___ Records to use ___

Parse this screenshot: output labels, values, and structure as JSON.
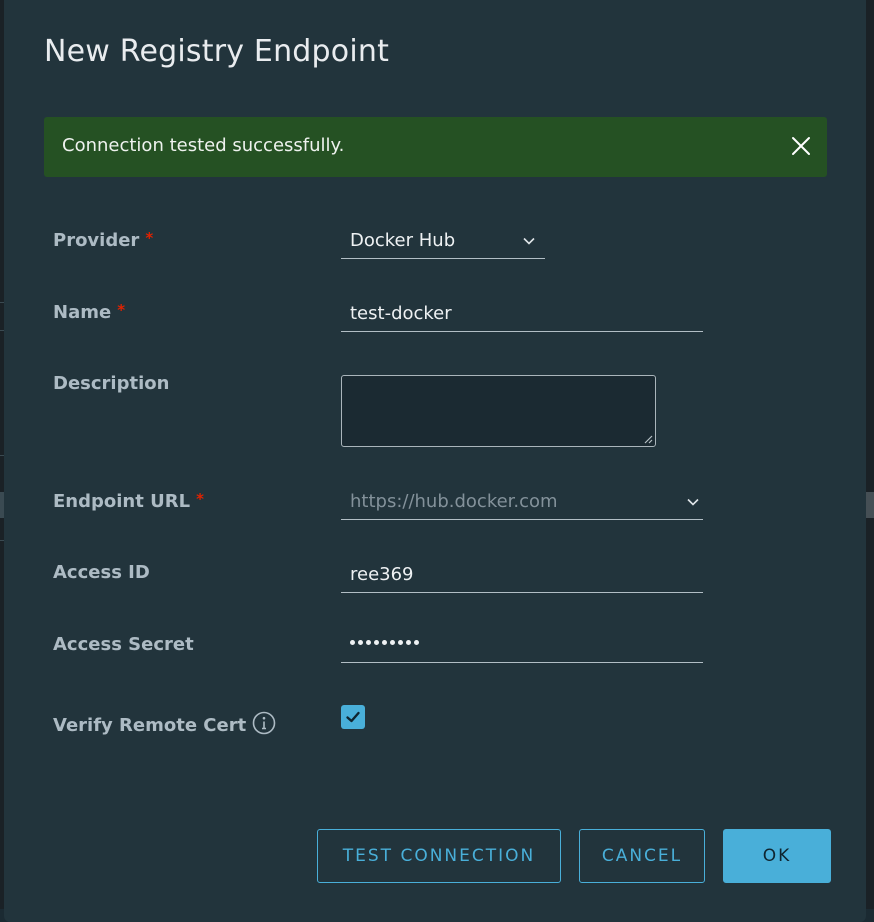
{
  "dialog": {
    "title": "New Registry Endpoint"
  },
  "alert": {
    "message": "Connection tested successfully.",
    "type": "success",
    "close_icon": "close-icon"
  },
  "form": {
    "required_marker": "*",
    "provider": {
      "label": "Provider",
      "value": "Docker Hub",
      "required": true
    },
    "name": {
      "label": "Name",
      "value": "test-docker",
      "required": true
    },
    "description": {
      "label": "Description",
      "value": ""
    },
    "endpoint_url": {
      "label": "Endpoint URL",
      "placeholder": "https://hub.docker.com",
      "required": true
    },
    "access_id": {
      "label": "Access ID",
      "value": "ree369"
    },
    "access_secret": {
      "label": "Access Secret",
      "masked_length": 9
    },
    "verify_remote_cert": {
      "label": "Verify Remote Cert",
      "checked": true,
      "info_icon": "info-icon"
    }
  },
  "buttons": {
    "test_connection": "TEST CONNECTION",
    "cancel": "CANCEL",
    "ok": "OK"
  },
  "colors": {
    "accent": "#49afd9",
    "success_bg": "#255123",
    "required": "#e12200",
    "modal_bg": "#22343c"
  }
}
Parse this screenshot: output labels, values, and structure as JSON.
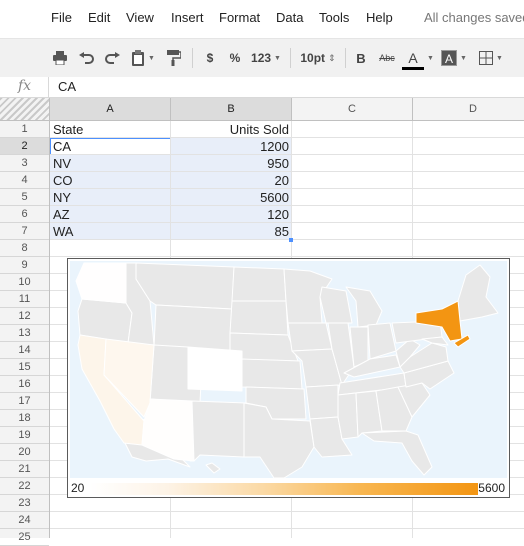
{
  "menu": {
    "items": [
      "File",
      "Edit",
      "View",
      "Insert",
      "Format",
      "Data",
      "Tools",
      "Help"
    ],
    "save_status": "All changes saved"
  },
  "toolbar": {
    "currency": "$",
    "percent": "%",
    "number_format": "123",
    "font_size": "10pt",
    "bold": "B",
    "strikethrough": "Abc",
    "text_color": "A",
    "highlight": "A",
    "icons": [
      "print-icon",
      "undo-icon",
      "redo-icon",
      "paste-icon",
      "paint-format-icon",
      "borders-icon"
    ],
    "text_color_swatch": "#000000"
  },
  "formula": {
    "fx": "fx",
    "value": "CA"
  },
  "columns": [
    "A",
    "B",
    "C",
    "D"
  ],
  "rows": [
    "1",
    "2",
    "3",
    "4",
    "5",
    "6",
    "7",
    "8",
    "9",
    "10",
    "11",
    "12",
    "13",
    "14",
    "15",
    "16",
    "17",
    "18",
    "19",
    "20",
    "21",
    "22",
    "23",
    "24",
    "25"
  ],
  "sheet": {
    "header": [
      "State",
      "Units Sold"
    ],
    "data": [
      [
        "CA",
        "1200"
      ],
      [
        "NV",
        "950"
      ],
      [
        "CO",
        "20"
      ],
      [
        "NY",
        "5600"
      ],
      [
        "AZ",
        "120"
      ],
      [
        "WA",
        "85"
      ]
    ]
  },
  "chart": {
    "legend_min": "20",
    "legend_max": "5600",
    "colors": {
      "background": "#eaf4fc",
      "no_data": "#e8e8e8",
      "min": "#ffffff",
      "max": "#f39512"
    }
  },
  "chart_data": {
    "type": "heatmap",
    "categories": [
      "CA",
      "NV",
      "CO",
      "NY",
      "AZ",
      "WA"
    ],
    "values": [
      1200,
      950,
      20,
      5600,
      120,
      85
    ],
    "color_range": [
      20,
      5600
    ]
  }
}
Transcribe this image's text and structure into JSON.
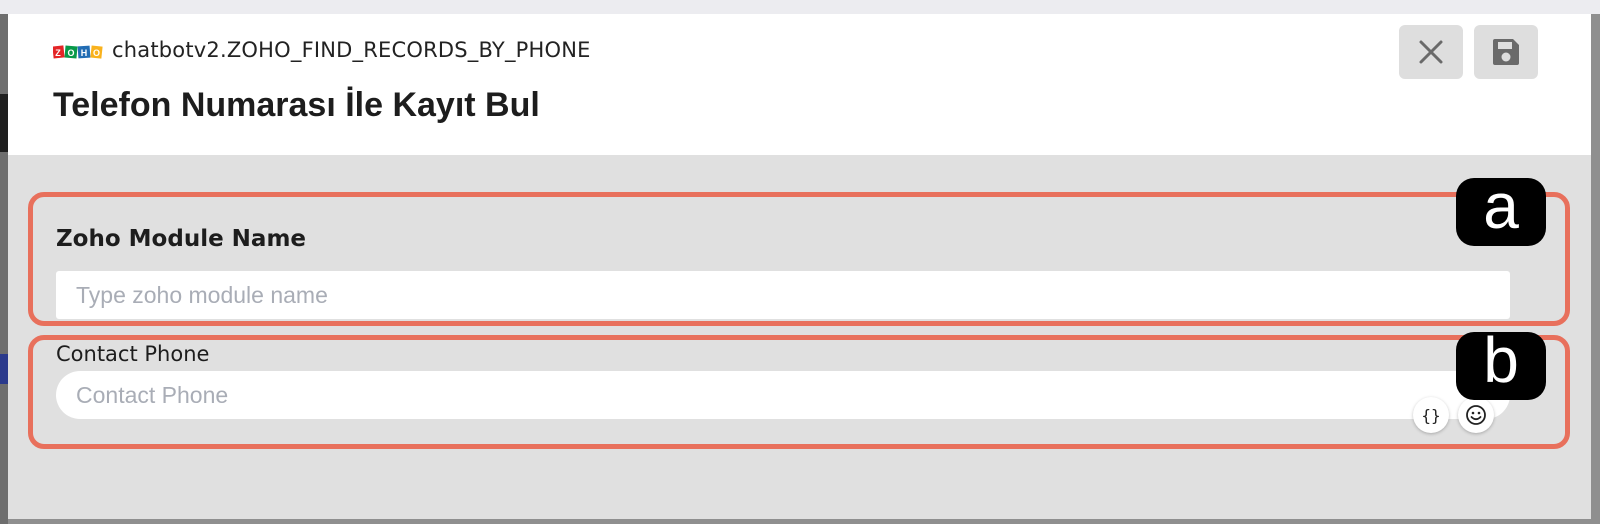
{
  "header": {
    "logo_text": "ZOHO",
    "action_id": "chatbotv2.ZOHO_FIND_RECORDS_BY_PHONE",
    "title": "Telefon Numarası İle Kayıt Bul",
    "close_icon": "close-icon",
    "save_icon": "save-icon"
  },
  "fields": {
    "module_name": {
      "label": "Zoho Module Name",
      "placeholder": "Type zoho module name",
      "value": ""
    },
    "contact_phone": {
      "label": "Contact Phone",
      "placeholder": "Contact Phone",
      "value": "",
      "variable_button": "{}",
      "variable_icon": "braces-icon",
      "emoji_icon": "smiley-icon"
    }
  },
  "annotations": {
    "a": "a",
    "b": "b"
  },
  "colors": {
    "highlight": "#e8705c",
    "badge_bg": "#000000",
    "modal_body": "#e0e0e0"
  }
}
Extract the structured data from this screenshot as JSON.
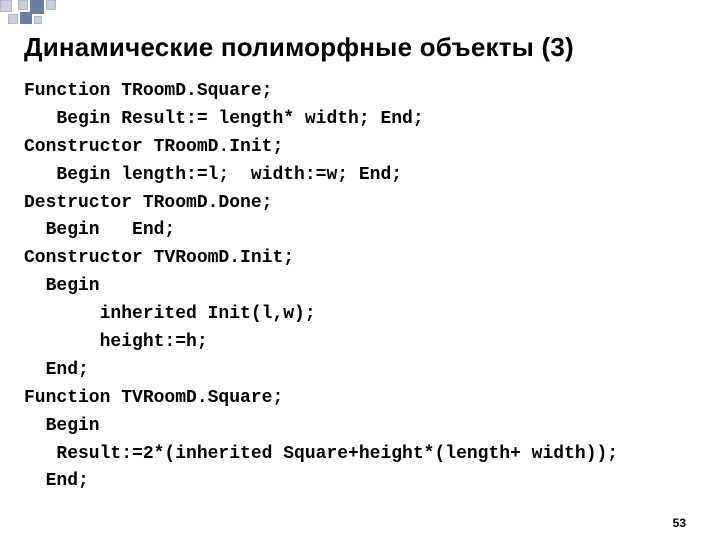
{
  "title": "Динамические полиморфные объекты (3)",
  "code_lines": [
    "Function TRoomD.Square;",
    "   Begin Result:= length* width; End;",
    "Constructor TRoomD.Init;",
    "   Begin length:=l;  width:=w; End;",
    "Destructor TRoomD.Done;",
    "  Begin   End;",
    "Constructor TVRoomD.Init;",
    "  Begin",
    "       inherited Init(l,w);",
    "       height:=h;",
    "  End;",
    "Function TVRoomD.Square;",
    "  Begin",
    "   Result:=2*(inherited Square+height*(length+ width));",
    "  End;"
  ],
  "page_number": "53"
}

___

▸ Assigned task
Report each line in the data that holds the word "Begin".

▸ Answer section
    "   Begin Result:= length* width; End;",
    "   Begin length:=l;  width:=w; End;",
    "  Begin   End;",
    "  Begin",
    "  Begin",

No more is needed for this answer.